# To do:
Gather all lines in the records below that include the word "screenshot".

=== Data ===

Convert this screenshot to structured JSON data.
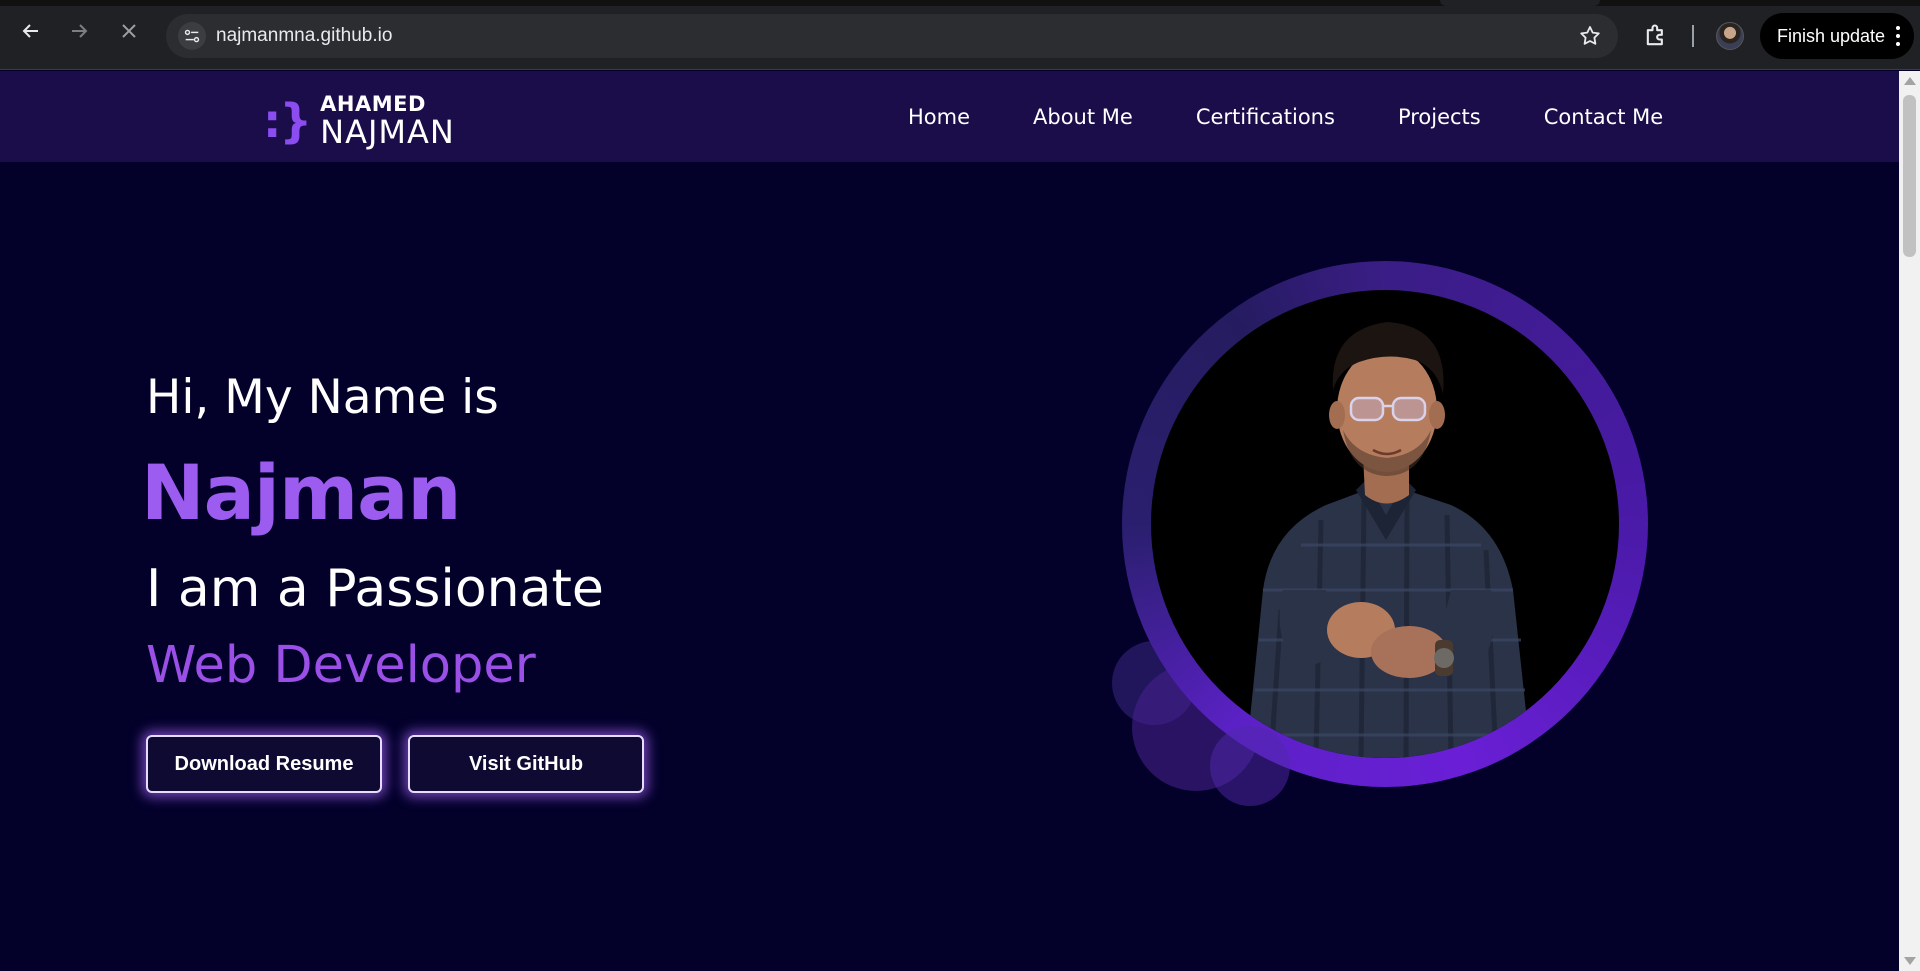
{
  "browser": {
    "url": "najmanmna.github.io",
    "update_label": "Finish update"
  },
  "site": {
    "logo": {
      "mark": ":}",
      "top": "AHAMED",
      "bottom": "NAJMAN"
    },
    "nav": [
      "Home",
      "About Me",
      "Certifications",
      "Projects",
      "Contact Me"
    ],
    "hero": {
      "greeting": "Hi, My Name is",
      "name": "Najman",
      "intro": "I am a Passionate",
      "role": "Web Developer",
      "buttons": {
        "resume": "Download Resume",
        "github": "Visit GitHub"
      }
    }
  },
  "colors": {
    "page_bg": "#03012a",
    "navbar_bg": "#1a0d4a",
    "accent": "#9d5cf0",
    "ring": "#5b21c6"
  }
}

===
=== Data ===

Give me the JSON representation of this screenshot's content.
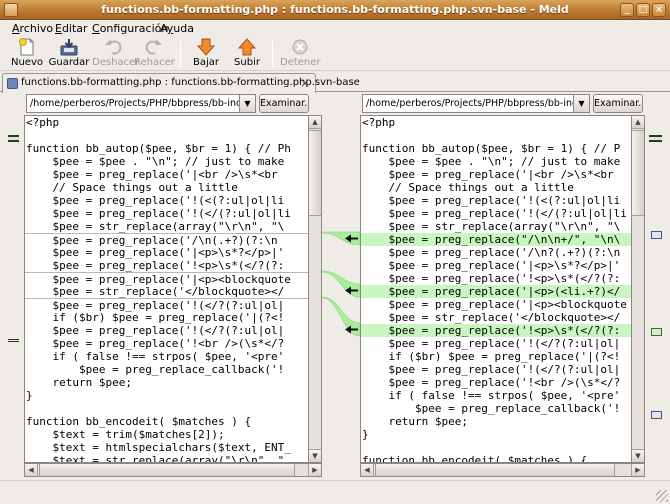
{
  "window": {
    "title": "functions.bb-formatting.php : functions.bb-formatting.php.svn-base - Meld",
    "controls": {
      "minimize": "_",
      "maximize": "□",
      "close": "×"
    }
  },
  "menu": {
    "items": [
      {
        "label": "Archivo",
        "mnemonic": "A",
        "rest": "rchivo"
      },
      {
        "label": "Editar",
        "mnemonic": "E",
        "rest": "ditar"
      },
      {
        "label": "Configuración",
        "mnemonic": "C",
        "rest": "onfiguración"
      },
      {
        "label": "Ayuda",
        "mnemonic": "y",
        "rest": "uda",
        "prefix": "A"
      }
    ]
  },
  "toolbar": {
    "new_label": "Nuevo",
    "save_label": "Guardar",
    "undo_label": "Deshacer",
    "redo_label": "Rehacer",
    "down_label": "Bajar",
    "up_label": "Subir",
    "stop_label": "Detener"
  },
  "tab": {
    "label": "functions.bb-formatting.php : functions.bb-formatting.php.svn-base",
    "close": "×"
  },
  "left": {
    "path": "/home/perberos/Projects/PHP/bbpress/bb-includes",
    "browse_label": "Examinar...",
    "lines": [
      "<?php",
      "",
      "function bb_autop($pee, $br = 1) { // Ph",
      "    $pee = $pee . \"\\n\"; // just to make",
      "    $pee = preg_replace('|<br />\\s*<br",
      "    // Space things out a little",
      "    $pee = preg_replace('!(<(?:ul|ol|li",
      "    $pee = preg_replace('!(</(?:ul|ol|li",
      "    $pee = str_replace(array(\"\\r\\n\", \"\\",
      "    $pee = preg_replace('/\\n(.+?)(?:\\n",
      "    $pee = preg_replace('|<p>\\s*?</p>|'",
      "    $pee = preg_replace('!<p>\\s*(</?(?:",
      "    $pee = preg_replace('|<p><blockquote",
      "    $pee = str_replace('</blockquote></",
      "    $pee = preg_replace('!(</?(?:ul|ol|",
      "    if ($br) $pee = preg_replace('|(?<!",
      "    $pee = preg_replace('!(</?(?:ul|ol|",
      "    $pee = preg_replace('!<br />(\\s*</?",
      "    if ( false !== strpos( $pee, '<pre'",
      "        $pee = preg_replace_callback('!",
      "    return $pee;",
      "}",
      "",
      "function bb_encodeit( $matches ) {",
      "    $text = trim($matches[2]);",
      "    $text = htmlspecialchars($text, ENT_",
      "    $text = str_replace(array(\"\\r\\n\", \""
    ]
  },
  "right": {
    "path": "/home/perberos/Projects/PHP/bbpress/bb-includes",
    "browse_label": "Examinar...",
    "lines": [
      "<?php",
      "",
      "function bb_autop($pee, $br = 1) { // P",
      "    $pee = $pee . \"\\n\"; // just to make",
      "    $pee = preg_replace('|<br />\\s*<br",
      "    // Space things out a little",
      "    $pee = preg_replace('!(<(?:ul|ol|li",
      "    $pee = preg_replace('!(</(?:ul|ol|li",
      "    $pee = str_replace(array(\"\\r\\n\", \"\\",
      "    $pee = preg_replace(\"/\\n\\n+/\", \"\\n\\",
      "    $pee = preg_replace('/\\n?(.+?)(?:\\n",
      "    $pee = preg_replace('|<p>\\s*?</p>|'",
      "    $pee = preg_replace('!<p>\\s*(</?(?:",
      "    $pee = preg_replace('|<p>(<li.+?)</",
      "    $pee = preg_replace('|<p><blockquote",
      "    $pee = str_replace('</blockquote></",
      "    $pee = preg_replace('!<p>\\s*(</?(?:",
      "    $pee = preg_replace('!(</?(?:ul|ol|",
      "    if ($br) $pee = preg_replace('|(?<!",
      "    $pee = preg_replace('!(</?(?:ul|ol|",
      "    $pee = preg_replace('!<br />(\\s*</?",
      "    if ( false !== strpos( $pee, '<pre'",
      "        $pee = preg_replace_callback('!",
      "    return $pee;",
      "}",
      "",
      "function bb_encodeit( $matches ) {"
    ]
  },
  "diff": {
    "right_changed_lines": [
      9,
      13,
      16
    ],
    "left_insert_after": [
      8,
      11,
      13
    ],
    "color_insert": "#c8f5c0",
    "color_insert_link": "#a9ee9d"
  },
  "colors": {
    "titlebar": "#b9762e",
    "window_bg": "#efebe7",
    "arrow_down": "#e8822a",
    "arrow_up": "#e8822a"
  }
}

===
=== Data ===

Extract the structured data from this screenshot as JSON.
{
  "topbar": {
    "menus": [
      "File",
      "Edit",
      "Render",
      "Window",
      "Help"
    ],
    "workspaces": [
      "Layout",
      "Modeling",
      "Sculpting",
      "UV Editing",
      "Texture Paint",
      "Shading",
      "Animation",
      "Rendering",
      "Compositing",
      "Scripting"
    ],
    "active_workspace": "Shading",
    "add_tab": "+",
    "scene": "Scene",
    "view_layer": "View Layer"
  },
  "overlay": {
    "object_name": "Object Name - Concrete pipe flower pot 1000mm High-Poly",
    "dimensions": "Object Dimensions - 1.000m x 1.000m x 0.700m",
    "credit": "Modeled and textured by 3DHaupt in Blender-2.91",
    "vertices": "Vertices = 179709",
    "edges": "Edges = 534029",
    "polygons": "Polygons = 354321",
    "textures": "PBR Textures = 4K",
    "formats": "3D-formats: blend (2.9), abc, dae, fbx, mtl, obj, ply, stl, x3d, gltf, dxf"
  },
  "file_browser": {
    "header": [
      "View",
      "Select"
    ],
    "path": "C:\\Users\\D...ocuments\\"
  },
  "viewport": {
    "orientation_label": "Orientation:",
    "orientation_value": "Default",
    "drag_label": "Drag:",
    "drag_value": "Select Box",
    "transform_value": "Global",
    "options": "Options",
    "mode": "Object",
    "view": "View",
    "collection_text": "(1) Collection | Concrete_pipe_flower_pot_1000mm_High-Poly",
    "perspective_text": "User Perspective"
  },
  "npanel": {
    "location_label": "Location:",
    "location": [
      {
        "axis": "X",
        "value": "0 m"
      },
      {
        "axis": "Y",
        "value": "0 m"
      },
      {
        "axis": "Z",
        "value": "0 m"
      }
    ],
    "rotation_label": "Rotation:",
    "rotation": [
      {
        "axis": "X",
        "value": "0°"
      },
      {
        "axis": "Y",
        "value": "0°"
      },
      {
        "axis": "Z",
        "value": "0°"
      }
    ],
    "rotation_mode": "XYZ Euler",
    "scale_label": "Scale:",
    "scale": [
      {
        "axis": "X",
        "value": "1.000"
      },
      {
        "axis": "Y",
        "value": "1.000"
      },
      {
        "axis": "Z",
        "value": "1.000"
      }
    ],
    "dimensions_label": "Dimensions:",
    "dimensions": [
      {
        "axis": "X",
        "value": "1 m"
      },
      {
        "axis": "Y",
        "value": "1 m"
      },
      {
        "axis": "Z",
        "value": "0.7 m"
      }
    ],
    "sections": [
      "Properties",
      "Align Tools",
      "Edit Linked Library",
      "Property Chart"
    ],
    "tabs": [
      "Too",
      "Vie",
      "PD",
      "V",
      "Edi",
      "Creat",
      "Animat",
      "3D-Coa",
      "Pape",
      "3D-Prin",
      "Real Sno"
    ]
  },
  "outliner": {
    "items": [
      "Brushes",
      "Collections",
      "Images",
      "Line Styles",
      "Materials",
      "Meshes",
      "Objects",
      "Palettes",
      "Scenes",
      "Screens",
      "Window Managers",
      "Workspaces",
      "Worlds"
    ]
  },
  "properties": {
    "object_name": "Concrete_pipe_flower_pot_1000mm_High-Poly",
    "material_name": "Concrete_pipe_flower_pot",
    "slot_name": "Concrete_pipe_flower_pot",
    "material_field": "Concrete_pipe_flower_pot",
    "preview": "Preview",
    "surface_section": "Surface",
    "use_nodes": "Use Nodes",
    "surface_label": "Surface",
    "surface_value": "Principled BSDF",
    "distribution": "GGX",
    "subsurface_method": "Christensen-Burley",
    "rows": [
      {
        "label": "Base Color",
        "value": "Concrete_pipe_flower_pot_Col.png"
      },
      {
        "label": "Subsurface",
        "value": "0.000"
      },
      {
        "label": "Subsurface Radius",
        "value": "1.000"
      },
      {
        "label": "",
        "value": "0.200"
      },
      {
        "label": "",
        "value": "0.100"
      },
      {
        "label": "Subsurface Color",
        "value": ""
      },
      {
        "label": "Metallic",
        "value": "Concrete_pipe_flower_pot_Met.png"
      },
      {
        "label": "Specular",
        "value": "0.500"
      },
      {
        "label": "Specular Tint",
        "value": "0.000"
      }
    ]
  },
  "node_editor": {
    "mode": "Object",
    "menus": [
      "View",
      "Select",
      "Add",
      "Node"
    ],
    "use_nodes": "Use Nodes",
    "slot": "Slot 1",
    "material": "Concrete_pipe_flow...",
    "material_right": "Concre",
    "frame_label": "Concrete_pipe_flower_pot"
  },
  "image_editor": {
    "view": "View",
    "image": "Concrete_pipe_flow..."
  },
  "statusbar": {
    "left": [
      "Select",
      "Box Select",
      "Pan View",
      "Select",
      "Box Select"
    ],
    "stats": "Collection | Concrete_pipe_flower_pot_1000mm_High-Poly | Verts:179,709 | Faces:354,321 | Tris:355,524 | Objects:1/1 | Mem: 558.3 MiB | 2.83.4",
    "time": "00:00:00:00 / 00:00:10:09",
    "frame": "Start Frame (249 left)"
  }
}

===

# Output of the exercise:
Convert this screenshot to structured JSON data.
Give me the JSON representation of this screenshot's content.
Extract the structured data from this screenshot as JSON.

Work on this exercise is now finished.